We all know that former Senate candidate Todd Akin decided to go out on a limb and discuss something he knew little or nothing about when he discussed female ovulation and “legitimate rape.” His fellow Republican Richard Mourdock from Indiana had similar comments. They both lost their Senate races. Now, for some reason, Representative Phil Gingrey, Republican from Georgia who was also a physician (OB/GYN), has decided to throw his “knowledge” into the ring. The Marietta Daily Journal reported:
In Missouri, Todd Akin … was asked by a local news source about rape and he said, “Look, in a legitimate rape situation” — what he meant by legitimate rape was just look, someone can say I was raped: a scared-to-death 15-year-old that becomes impregnated by her boyfriend and then has to tell her parents, that’s pretty tough and might on some occasion say, “Hey, I was raped.” That’s what he meant when he said legitimate rape versus non-legitimate rape. I don’t find anything so horrible about that. But then he went on and said that in a situation of rape, of a legitimate rape, a woman’s body has a way of shutting down so the pregnancy would not occur.
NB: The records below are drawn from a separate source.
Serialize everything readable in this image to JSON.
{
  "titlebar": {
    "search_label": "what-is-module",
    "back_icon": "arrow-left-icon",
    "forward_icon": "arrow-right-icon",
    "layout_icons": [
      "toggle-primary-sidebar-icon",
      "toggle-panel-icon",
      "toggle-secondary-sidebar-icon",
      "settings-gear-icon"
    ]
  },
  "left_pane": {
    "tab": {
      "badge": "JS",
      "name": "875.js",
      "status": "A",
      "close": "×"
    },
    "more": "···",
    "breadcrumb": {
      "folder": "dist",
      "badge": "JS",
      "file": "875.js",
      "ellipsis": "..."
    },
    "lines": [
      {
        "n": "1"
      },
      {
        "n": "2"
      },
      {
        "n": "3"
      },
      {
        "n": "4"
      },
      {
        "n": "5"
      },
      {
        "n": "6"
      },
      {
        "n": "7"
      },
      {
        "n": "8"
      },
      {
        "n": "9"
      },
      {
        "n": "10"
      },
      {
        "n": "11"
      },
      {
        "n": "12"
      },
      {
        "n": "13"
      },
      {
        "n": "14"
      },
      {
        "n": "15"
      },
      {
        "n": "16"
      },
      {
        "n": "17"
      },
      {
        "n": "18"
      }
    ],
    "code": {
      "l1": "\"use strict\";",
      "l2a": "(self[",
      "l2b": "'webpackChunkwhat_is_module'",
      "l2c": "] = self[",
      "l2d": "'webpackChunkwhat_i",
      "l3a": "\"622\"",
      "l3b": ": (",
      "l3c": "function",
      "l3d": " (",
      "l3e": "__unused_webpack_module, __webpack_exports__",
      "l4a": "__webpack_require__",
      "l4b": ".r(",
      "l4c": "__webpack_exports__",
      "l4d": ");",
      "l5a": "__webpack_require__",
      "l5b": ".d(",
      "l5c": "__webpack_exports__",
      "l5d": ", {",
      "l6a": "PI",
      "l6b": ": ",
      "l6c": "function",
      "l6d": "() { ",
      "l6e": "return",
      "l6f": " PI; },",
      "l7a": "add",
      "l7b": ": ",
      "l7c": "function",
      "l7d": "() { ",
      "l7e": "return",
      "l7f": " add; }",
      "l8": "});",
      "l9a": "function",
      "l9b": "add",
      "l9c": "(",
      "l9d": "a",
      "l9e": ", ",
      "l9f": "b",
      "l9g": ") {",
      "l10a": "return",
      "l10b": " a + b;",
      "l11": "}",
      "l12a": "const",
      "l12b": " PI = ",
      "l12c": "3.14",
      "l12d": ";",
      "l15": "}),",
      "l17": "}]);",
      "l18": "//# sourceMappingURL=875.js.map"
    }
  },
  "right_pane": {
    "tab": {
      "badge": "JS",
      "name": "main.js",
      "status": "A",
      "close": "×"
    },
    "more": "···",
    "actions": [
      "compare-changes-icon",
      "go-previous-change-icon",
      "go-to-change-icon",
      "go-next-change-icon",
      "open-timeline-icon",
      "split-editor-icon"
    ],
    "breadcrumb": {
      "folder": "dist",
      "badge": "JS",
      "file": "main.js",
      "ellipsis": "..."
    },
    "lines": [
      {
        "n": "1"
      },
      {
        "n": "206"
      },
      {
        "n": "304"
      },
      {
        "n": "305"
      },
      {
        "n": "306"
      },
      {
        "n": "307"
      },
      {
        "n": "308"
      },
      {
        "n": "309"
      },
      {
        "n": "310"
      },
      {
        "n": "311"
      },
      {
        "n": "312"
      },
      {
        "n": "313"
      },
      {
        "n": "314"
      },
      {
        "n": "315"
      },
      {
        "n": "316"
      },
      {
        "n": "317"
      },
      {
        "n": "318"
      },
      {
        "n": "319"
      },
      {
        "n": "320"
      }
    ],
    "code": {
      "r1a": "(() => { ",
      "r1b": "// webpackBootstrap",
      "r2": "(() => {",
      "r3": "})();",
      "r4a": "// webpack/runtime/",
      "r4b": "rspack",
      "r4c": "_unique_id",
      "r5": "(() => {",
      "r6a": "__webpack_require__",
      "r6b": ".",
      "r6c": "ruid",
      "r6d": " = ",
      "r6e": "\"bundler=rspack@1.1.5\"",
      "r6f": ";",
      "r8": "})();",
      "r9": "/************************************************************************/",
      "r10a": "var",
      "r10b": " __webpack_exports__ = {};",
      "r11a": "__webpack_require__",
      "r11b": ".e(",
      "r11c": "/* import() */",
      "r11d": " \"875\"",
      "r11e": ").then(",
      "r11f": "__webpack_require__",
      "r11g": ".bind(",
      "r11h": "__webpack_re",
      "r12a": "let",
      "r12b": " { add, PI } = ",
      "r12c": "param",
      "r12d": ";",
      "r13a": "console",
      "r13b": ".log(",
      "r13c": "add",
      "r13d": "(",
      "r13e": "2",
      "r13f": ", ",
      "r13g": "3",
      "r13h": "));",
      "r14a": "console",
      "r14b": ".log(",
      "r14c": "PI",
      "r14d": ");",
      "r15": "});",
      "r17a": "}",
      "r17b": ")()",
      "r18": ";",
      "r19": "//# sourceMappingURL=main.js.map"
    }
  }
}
He’s partly right on that. …
And I’ve delivered lots of babies, and I know about these things. It is true. We tell infertile couples all the time that are having trouble conceiving because of the woman not ovulating, “Just relax. Drink a glass of wine. And don’t be so tense and uptight because all that adrenaline can cause you not to ovulate.” So he was partially right wasn’t he? But the fact that a woman may have already ovulated 12 hours before she is raped, you’re not going to prevent a pregnancy there by a woman’s body shutting anything down because the horse has already left the barn, so to speak. And yet the media took that and tore it apart.
Well, this proves that ignorance about female fertilization is not limited to those outside of the medical profession. Look, I am not an OB/GYN, but I have delivered over 1000 babies. But delivering a baby does not necessarily mean that you know anything about the female reproductive cycle. One would hope that an OB/GYN, Republican or Democrat, liberal or conservative, would stay away from saying blatantly stupid things about medicine. As a doctor, I would hope that a fellow colleague, especially when microphones are stuck in his face, would stick to the facts. He would not venture into the mystical remedies that one would find on Dr. Kildare or Marcus Welby, M.D. This Is the year 2013. We actually do have data. There is no data (that I know of) to suggest that a woman having “a glass of wine” has any relationship to her ovulatory cycle. As a matter of fact, there’s actually data suggesting the exact opposite. Now, is it possible that a woman who is trying to get pregnant and is stressed out over the fact that she has not gotten pregnant could change her ovulatory cycle due to secondary distress? Sure. This situation is far different from rape. This situation is something that would have been going on for months, if not years, and is causing a lot of mental anxiety. This is completely different from a situation of rape. Rape is a situation that occurs over minutes to hours.
I think that it is time for Dr. Phil Gingrey to go back to the textbooks.